#### Exercise:
Lines of the data that contain the word "this" are the ones to copy.

#### Given records:
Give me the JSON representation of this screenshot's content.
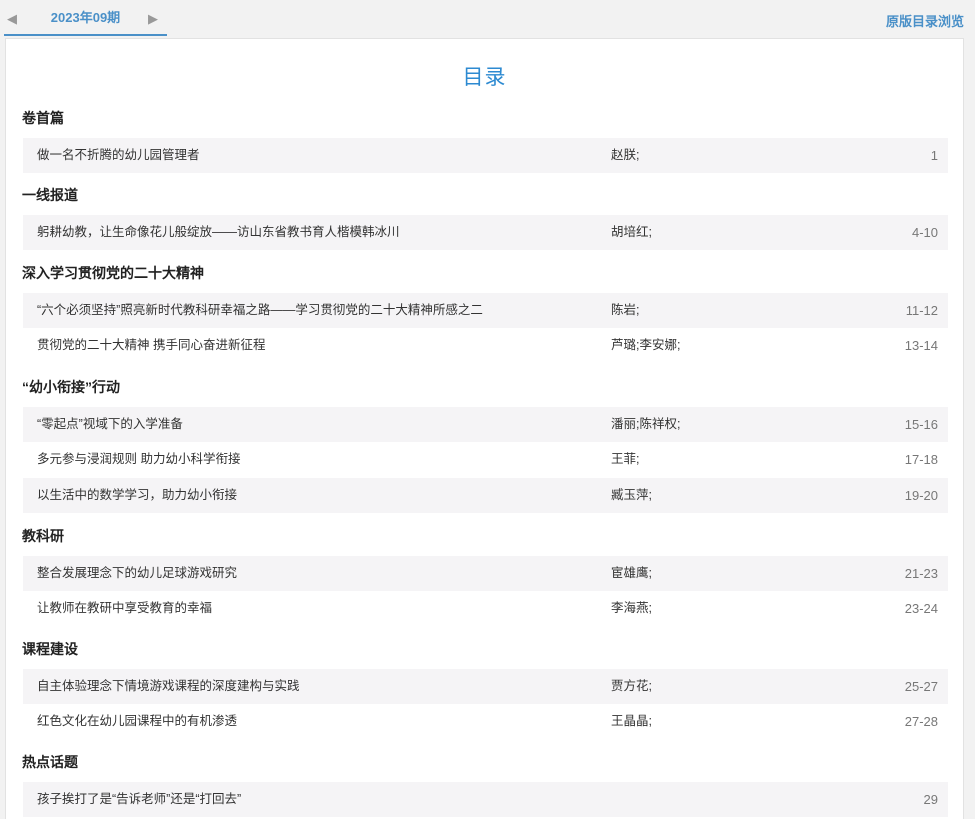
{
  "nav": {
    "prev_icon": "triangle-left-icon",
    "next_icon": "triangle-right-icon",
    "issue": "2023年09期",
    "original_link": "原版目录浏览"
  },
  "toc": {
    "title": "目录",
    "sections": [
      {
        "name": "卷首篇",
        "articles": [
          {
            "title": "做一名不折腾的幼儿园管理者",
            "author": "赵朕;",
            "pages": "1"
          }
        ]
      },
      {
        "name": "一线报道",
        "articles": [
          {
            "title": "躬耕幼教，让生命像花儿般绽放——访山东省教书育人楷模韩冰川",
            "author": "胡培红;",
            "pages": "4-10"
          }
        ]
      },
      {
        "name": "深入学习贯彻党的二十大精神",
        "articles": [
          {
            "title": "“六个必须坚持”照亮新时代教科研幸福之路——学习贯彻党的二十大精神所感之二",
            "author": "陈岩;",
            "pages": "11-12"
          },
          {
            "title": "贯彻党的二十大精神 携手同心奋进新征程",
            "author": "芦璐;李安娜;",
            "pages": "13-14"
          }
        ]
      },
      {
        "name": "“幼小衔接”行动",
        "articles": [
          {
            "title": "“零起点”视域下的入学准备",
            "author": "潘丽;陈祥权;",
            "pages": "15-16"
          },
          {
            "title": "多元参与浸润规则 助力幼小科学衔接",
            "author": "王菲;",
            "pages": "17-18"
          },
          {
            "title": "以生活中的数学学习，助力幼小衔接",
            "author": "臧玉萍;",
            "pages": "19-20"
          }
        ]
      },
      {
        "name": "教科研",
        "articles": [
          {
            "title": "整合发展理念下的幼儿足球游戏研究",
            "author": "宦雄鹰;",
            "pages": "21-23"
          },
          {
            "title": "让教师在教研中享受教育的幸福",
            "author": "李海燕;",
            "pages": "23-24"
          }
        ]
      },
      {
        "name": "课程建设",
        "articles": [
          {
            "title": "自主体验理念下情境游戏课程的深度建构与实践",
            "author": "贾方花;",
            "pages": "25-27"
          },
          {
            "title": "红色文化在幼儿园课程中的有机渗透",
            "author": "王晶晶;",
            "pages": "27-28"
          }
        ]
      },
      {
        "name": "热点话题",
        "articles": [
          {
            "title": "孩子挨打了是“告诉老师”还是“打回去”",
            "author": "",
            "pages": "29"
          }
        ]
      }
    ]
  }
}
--
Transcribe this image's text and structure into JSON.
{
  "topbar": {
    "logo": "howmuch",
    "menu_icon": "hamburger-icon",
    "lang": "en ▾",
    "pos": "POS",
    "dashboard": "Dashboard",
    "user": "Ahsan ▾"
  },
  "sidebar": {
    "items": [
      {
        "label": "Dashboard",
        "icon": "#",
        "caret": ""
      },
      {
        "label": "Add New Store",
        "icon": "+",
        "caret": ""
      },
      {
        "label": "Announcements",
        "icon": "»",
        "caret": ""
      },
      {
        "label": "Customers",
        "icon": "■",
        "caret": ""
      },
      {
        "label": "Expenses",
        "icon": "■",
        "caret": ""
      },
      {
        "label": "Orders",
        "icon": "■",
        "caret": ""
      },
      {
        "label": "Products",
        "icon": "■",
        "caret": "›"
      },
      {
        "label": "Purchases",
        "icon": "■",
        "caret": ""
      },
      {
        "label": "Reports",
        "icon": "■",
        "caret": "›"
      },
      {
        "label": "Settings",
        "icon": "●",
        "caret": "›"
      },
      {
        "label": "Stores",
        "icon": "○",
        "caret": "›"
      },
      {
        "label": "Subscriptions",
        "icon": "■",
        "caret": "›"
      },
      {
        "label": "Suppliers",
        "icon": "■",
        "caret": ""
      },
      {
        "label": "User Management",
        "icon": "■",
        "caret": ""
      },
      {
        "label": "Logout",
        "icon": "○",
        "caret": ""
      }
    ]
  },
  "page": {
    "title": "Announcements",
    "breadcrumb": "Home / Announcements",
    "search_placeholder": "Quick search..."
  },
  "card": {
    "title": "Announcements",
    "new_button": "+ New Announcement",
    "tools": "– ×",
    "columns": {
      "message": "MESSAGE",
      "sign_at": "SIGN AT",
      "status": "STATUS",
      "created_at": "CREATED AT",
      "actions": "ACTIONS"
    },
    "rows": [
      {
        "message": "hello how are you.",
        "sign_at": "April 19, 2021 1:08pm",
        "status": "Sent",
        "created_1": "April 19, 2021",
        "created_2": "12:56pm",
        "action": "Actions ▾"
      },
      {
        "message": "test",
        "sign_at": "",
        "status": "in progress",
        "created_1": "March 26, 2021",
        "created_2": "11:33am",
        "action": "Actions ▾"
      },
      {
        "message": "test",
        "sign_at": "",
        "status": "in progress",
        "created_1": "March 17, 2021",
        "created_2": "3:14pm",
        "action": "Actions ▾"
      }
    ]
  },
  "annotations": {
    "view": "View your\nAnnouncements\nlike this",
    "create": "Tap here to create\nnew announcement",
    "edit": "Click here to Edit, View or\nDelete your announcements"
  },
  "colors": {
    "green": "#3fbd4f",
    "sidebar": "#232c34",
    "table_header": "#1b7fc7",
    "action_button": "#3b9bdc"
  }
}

#### Task output:
Give me the JSON representation of this screenshot's content.
Transcribe this image's text and structure into JSON.
    "view": "View your\nAnnouncements\nlike this",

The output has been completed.